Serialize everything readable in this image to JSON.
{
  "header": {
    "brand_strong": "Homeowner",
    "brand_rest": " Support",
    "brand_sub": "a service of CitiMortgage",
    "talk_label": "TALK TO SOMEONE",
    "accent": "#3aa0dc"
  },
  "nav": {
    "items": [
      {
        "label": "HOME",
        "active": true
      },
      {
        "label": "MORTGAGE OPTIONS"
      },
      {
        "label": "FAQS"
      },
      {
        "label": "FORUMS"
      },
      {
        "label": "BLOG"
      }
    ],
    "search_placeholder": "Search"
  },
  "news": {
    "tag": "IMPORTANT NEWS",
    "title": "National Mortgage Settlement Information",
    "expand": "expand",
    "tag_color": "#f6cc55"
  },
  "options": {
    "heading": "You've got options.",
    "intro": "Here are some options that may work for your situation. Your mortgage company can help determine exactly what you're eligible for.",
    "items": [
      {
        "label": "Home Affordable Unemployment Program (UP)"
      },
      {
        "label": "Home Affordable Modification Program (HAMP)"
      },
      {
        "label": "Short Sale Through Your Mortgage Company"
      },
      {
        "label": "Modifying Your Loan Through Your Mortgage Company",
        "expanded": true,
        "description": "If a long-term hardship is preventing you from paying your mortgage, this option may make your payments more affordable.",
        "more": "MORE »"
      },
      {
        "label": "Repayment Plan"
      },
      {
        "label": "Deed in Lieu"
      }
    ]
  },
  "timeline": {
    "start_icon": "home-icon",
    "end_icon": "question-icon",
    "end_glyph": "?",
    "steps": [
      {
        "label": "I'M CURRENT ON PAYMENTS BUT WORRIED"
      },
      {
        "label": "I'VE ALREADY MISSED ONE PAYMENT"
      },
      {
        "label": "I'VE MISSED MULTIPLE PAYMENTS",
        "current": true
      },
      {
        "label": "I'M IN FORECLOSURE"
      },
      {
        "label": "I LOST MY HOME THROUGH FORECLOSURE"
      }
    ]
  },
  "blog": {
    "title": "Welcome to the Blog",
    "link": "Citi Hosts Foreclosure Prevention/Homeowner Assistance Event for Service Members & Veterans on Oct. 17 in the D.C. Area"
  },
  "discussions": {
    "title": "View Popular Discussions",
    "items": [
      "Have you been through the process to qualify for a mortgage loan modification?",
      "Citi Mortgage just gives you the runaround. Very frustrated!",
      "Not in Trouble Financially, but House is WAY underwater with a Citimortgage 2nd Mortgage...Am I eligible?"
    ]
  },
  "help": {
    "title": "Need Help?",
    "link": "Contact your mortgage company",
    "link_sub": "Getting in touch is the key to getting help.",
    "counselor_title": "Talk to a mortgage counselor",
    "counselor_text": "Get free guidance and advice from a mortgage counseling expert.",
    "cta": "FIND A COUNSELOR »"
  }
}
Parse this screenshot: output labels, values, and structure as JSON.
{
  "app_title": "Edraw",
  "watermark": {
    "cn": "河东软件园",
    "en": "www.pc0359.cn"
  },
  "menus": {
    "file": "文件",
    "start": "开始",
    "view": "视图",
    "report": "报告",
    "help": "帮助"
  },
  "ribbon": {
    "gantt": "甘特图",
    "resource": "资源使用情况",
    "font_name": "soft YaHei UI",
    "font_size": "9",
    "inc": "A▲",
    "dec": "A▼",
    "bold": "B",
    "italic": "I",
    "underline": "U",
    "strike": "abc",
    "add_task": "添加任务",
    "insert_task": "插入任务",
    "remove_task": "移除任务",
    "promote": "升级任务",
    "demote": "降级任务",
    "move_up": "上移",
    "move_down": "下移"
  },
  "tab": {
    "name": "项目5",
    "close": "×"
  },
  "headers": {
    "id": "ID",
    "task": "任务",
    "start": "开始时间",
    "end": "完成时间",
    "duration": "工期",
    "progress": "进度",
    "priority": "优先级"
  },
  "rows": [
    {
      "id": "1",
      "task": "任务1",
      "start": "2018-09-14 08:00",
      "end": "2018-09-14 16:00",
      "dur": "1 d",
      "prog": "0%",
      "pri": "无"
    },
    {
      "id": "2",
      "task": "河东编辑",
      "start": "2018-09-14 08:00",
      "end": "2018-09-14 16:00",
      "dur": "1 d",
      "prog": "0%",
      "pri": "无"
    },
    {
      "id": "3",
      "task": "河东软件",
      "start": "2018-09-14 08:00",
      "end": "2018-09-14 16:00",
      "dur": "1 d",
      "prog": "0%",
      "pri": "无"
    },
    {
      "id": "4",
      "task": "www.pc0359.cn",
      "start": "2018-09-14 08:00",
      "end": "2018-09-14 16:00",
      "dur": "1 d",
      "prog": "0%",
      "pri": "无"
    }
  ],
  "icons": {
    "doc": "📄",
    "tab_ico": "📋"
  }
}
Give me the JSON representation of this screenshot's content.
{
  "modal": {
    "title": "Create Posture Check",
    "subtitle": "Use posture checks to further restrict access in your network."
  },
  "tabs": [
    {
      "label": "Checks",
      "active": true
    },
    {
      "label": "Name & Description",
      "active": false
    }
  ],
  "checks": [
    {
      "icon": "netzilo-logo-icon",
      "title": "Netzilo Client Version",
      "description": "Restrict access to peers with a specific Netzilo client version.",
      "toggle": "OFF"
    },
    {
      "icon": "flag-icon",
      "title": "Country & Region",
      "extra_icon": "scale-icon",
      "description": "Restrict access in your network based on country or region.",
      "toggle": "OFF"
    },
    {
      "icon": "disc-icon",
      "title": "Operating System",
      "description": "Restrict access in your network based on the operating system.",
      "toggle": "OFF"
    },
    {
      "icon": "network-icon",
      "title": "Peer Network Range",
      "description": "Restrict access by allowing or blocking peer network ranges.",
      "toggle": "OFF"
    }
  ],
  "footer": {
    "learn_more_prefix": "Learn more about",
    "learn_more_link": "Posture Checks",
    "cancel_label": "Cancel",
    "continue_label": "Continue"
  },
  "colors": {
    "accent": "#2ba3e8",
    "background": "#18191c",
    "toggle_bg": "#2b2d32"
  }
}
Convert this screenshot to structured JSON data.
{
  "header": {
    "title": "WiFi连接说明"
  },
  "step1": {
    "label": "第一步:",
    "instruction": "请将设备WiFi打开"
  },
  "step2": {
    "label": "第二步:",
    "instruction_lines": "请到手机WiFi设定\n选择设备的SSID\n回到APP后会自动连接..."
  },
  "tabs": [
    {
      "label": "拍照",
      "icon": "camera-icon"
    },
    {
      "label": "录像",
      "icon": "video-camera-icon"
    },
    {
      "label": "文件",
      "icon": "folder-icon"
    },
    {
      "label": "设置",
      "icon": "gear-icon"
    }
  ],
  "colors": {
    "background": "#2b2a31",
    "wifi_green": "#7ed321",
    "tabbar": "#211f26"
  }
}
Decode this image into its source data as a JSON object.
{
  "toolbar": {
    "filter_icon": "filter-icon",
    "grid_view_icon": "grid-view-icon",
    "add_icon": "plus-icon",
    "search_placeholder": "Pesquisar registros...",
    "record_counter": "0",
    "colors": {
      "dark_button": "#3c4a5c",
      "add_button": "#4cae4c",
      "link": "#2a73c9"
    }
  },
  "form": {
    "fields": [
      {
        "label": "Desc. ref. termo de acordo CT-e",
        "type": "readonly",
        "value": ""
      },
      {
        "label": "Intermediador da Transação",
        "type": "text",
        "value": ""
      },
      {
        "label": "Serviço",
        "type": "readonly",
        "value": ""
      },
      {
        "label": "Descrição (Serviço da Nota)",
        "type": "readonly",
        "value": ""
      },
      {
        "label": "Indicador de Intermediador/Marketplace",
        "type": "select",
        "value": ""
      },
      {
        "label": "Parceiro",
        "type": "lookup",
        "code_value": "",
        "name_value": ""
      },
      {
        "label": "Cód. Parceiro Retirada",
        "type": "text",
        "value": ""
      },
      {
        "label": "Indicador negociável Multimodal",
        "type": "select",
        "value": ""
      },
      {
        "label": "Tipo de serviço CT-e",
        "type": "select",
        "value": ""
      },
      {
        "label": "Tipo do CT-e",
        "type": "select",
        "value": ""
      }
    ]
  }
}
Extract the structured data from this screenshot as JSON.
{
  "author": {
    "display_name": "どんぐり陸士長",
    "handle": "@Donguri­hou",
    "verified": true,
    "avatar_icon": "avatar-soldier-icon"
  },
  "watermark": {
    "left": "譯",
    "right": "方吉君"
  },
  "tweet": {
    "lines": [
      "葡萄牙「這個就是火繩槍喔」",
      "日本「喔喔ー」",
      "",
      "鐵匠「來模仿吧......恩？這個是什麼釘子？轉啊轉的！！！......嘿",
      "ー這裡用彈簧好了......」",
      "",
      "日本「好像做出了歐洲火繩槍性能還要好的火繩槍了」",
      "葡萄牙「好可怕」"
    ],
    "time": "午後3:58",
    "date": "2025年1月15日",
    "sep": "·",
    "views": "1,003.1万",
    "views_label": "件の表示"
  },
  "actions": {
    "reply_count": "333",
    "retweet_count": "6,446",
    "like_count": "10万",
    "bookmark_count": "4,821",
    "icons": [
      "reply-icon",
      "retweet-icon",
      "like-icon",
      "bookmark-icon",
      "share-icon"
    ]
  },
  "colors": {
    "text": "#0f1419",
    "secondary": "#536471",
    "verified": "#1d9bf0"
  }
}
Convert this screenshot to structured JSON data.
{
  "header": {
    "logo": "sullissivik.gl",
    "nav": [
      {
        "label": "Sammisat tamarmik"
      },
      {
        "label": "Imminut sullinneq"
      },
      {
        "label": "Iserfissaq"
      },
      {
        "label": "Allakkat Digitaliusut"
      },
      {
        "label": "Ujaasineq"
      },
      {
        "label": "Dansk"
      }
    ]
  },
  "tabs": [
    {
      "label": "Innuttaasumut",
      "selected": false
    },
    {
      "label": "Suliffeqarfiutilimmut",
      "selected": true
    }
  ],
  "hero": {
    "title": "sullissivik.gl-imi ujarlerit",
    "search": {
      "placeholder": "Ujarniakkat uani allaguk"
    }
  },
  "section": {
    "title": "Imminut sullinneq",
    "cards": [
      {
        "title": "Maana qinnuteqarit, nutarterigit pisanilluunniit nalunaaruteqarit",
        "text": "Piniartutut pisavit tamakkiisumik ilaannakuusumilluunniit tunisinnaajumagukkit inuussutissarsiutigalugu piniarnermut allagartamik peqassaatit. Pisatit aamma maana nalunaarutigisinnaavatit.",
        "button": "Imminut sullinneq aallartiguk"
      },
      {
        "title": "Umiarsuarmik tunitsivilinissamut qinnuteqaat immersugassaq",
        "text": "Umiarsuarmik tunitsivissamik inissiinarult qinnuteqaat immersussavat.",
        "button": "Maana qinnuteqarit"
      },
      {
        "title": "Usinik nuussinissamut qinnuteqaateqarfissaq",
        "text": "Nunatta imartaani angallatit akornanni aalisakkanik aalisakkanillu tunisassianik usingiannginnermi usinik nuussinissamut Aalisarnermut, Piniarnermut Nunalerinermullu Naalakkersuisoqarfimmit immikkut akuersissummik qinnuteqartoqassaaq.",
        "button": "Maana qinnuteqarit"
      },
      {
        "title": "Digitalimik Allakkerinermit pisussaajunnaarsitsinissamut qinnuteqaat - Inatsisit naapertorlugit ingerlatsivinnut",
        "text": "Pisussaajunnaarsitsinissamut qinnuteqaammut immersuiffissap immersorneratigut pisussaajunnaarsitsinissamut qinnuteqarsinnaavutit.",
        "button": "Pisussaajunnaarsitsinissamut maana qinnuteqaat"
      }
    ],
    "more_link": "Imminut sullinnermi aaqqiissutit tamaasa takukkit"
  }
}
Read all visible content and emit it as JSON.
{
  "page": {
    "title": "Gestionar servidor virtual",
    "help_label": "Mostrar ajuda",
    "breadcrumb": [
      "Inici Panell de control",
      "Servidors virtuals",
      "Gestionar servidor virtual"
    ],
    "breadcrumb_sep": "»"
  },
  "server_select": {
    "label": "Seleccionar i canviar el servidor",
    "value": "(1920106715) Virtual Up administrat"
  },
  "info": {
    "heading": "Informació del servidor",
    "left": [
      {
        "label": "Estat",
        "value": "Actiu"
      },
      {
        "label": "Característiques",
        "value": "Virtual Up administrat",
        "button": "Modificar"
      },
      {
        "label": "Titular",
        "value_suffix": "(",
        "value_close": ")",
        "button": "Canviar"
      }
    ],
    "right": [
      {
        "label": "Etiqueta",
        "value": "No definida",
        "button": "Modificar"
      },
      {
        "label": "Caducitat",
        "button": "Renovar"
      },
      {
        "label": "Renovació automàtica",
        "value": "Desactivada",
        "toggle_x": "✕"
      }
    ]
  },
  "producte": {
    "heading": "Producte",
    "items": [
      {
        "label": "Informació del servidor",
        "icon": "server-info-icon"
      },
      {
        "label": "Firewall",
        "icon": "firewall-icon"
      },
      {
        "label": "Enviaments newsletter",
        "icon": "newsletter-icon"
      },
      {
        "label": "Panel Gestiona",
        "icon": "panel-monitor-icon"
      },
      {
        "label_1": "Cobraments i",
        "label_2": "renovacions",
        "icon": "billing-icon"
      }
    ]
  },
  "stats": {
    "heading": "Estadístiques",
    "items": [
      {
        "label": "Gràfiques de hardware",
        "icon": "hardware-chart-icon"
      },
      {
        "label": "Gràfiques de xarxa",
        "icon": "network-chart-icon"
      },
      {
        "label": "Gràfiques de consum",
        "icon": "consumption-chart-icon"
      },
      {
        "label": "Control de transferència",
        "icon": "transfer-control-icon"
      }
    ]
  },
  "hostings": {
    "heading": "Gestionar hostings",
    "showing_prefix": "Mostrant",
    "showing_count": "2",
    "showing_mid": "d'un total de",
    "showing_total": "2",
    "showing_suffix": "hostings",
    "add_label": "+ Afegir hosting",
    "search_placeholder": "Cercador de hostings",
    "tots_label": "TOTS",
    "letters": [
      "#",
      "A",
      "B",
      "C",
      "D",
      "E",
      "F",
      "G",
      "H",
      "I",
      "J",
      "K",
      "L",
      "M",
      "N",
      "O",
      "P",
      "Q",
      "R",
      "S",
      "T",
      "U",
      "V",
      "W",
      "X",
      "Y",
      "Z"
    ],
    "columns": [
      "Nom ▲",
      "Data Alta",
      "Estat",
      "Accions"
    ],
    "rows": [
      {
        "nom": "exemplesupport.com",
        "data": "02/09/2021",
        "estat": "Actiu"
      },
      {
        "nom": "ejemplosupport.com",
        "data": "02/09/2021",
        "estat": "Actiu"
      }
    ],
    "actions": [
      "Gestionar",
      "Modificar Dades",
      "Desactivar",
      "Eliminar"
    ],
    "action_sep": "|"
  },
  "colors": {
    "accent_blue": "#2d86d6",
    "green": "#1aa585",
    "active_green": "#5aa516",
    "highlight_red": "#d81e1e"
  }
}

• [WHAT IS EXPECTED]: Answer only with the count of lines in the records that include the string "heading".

• [THE COMPLETED TASK]: 5